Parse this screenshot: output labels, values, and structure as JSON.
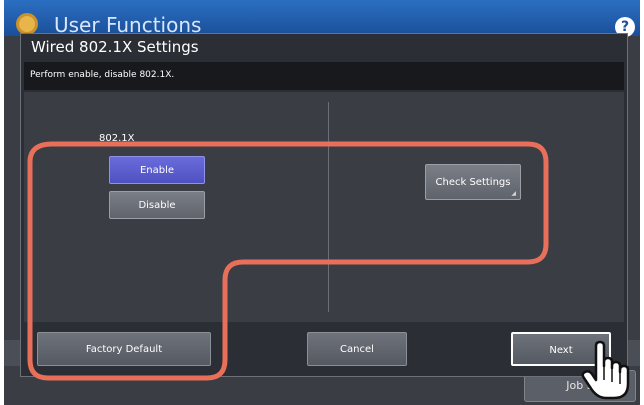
{
  "app": {
    "title": "User Functions",
    "help_icon": "help-icon",
    "job_status_label": "Job S"
  },
  "dialog": {
    "title": "Wired 802.1X Settings",
    "description": "Perform enable, disable 802.1X.",
    "section_label": "802.1X",
    "enable_label": "Enable",
    "disable_label": "Disable",
    "check_settings_label": "Check Settings",
    "factory_default_label": "Factory Default",
    "cancel_label": "Cancel",
    "next_label": "Next",
    "selected_option": "Enable"
  },
  "colors": {
    "header_blue": "#1a4f99",
    "enable_selected": "#5a5cd0",
    "highlight_outline": "#e8705a"
  }
}
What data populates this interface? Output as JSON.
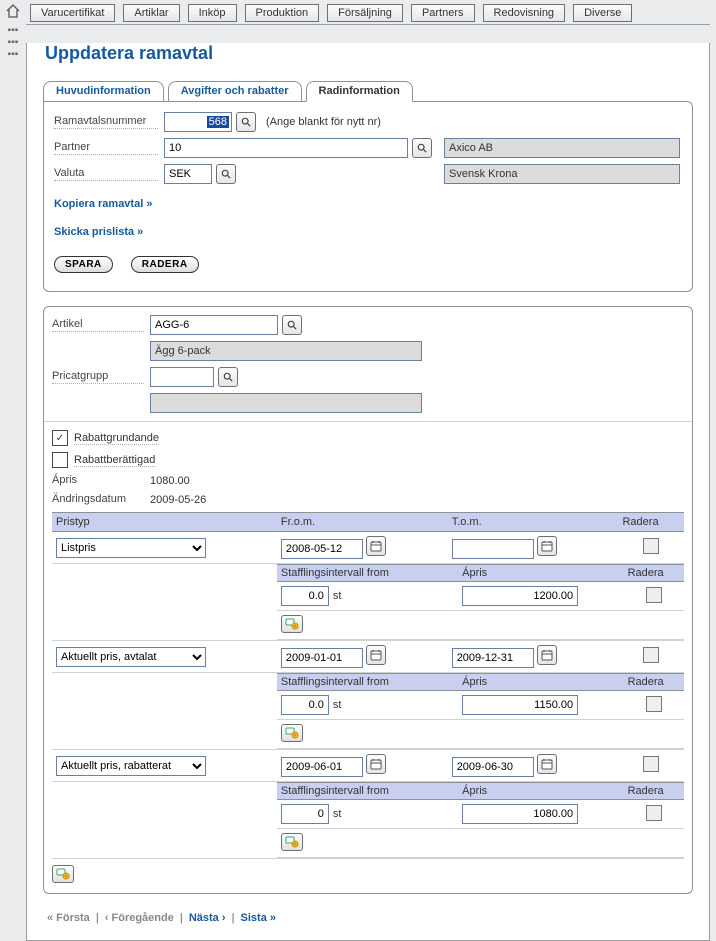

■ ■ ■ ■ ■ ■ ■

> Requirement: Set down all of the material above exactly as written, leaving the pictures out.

> Answer box:
Parse this screenshot: output labels, values, and structure as JSON.
{
  "app": {
    "title": "User Functions",
    "help_icon": "help-icon",
    "job_status_label": "Job S"
  },
  "dialog": {
    "title": "Wired 802.1X Settings",
    "description": "Perform enable, disable 802.1X.",
    "section_label": "802.1X",
    "enable_label": "Enable",
    "disable_label": "Disable",
    "check_settings_label": "Check Settings",
    "factory_default_label": "Factory Default",
    "cancel_label": "Cancel",
    "next_label": "Next",
    "selected_option": "Enable"
  },
  "colors": {
    "header_blue": "#1a4f99",
    "enable_selected": "#5a5cd0",
    "highlight_outline": "#e8705a"
  }
}
What data populates this interface? Output as JSON.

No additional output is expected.